ResearchBlogging.org

Tomassini Barbarossa I, Carta G, Murru E, Melis M, Zonza A, Vacca C, Muroni P, Di Marzo V, & Banni S (2013). Taste sensitivity to 6-n-propylthiouracil is associated with endocannabinoid plasma levels in normal-weight individuals. Nutrition (Burbank, Los Angeles County, Calif.), 29 (3), 531-6 PMID: 23398921

A Diet of Animal or Plant Proteins: Which keeps you leaner?

Intake of vegetable protein is negatively correlated with waist circumference and BMI. In contrast, intake of animal protein is positively correlated with waist circumference and BMI, at least in Belgians. There are a lot of questions to raise with this including the possibility that people who eat less animal protein consume less animal fat which can be a rich source of bioactive, lipophilic contaminants which may also be endocrine disruptors that increase adiposity or alter blood lipids. Note Ruzzin et. al.’s April 2010 paper “Persistent Organic Pollutant Exposure Leads to Insulin Resistance Syndrome.” (Very nice work! Congratulations to all authors.) Also possible that people who eat a lot of vegetable protein also eat fewer calories, are less sedentary etc.
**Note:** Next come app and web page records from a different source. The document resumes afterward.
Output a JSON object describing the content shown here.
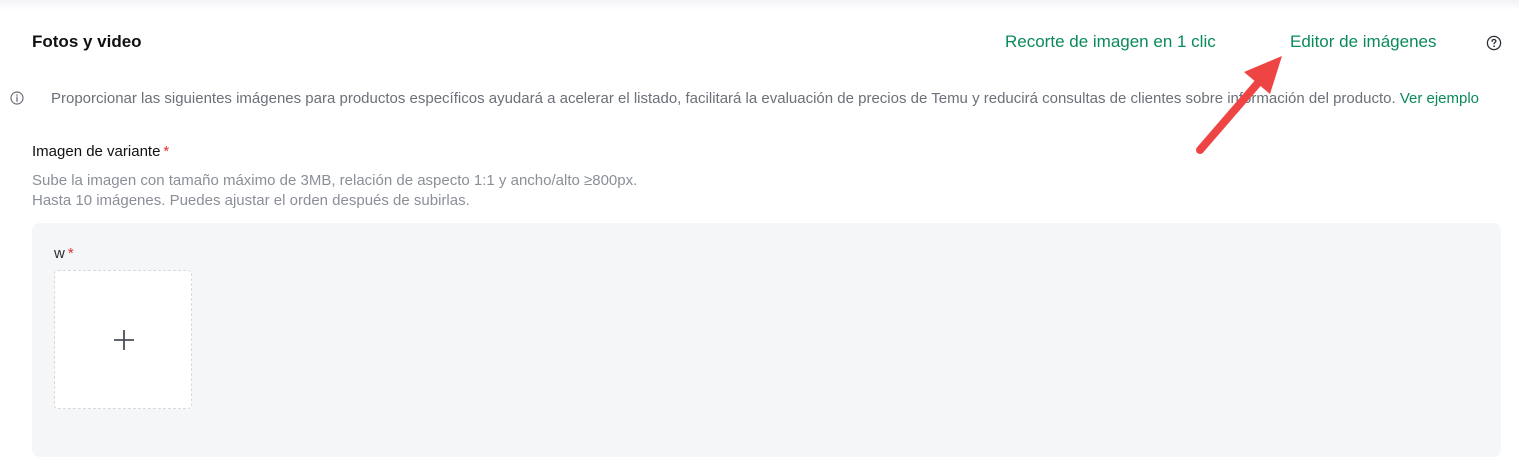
{
  "section": {
    "title": "Fotos y video",
    "crop_link": "Recorte de imagen en 1 clic",
    "editor_link": "Editor de imágenes",
    "help_icon": "question-circle-icon"
  },
  "info": {
    "icon": "info-circle-icon",
    "text": "Proporcionar las siguientes imágenes para productos específicos ayudará a acelerar el listado, facilitará la evaluación de precios de Temu y reducirá consultas de clientes sobre información del producto.",
    "link": "Ver ejemplo"
  },
  "variant_image": {
    "label": "Imagen de variante",
    "required": "*",
    "hint_line1": "Sube la imagen con tamaño máximo de 3MB, relación de aspecto 1:1 y ancho/alto ≥800px.",
    "hint_line2": "Hasta 10 imágenes. Puedes ajustar el orden después de subirlas."
  },
  "upload_panel": {
    "variant_name": "w",
    "required": "*",
    "add_icon": "plus-icon"
  },
  "colors": {
    "link_green": "#0a8a5a",
    "required_red": "#e0302c",
    "annotation_arrow": "#ef4444",
    "panel_bg": "#f5f6f8"
  }
}
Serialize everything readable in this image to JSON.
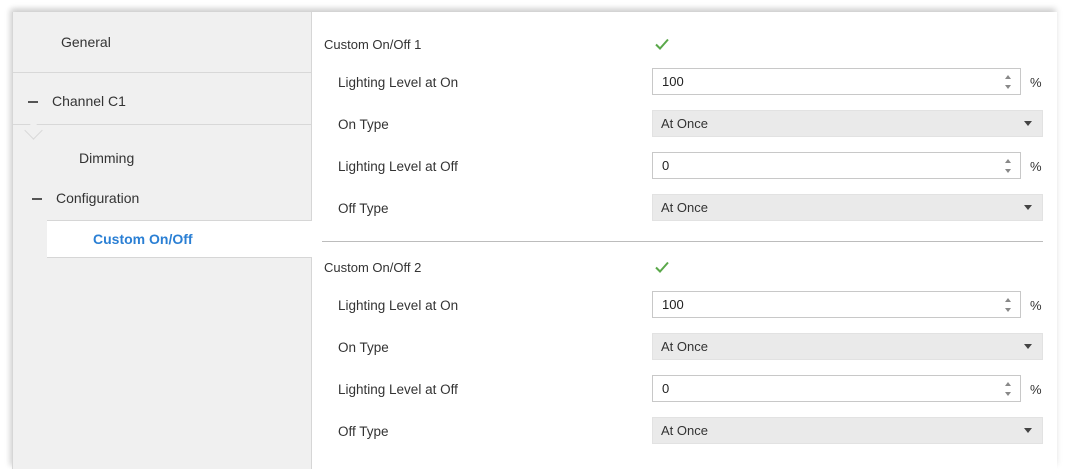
{
  "sidebar": {
    "items": [
      {
        "label": "General"
      },
      {
        "label": "Channel C1"
      },
      {
        "label": "Dimming"
      },
      {
        "label": "Configuration"
      },
      {
        "label": "Custom On/Off"
      }
    ]
  },
  "main": {
    "sections": [
      {
        "title": "Custom On/Off 1",
        "checked": true,
        "lighting_on": {
          "label": "Lighting Level at On",
          "value": "100",
          "unit": "%"
        },
        "on_type": {
          "label": "On Type",
          "value": "At Once"
        },
        "lighting_off": {
          "label": "Lighting Level at Off",
          "value": "0",
          "unit": "%"
        },
        "off_type": {
          "label": "Off Type",
          "value": "At Once"
        }
      },
      {
        "title": "Custom On/Off 2",
        "checked": true,
        "lighting_on": {
          "label": "Lighting Level at On",
          "value": "100",
          "unit": "%"
        },
        "on_type": {
          "label": "On Type",
          "value": "At Once"
        },
        "lighting_off": {
          "label": "Lighting Level at Off",
          "value": "0",
          "unit": "%"
        },
        "off_type": {
          "label": "Off Type",
          "value": "At Once"
        }
      }
    ]
  },
  "colors": {
    "accent": "#2a7fd4",
    "check": "#5aa84a",
    "sidebar_bg": "#f0f0f0",
    "select_bg": "#eaeaea"
  },
  "icons": {
    "checkbox": "checkmark-icon",
    "spinner": "spinner-arrows-icon",
    "dropdown": "chevron-down-icon",
    "collapse": "minus-icon"
  }
}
There is also the argument that lean, grass-fed animals (happy cattle, miserable chickens) would eliminate this vulnerability in meat eaters. That would be an interesting study. BMI and blood lipid profiles in matched cohorts of grass-fed/organic animal protein eaters vs. regular grocery store consumers. Anyone . . . ?
Ruzzin J, Petersen R, Meugnier E, Madsen L, Lock EJ, Lillefosse H, Ma T, Pesenti S, Sonne SB, Marstrand TT, Malde MK, Du ZY, Chavey C, Fajas L, Lundebye AK, Brand CL, Vidal H, Kristiansen K, & Frøyland L (2010). Persistent organic pollutant exposure leads to insulin resistance syndrome. Environmental health perspectives, 118 (4), 465-71 PMID: 20064776Lin, Y., Bolca, S., Vandevijvere, S., De Vriese, S., Mouratidou, T., De Neve, M., Polet, A., Van Oyen, H., Van Camp, J., De Backer, G., De Henauw, S., & Huybrechts, I. (2010). Plant and animal protein intake and its association with overweight and obesity among the Belgian population British Journal of Nutrition, 1-11 DOI: 10.1017/S0007114510004642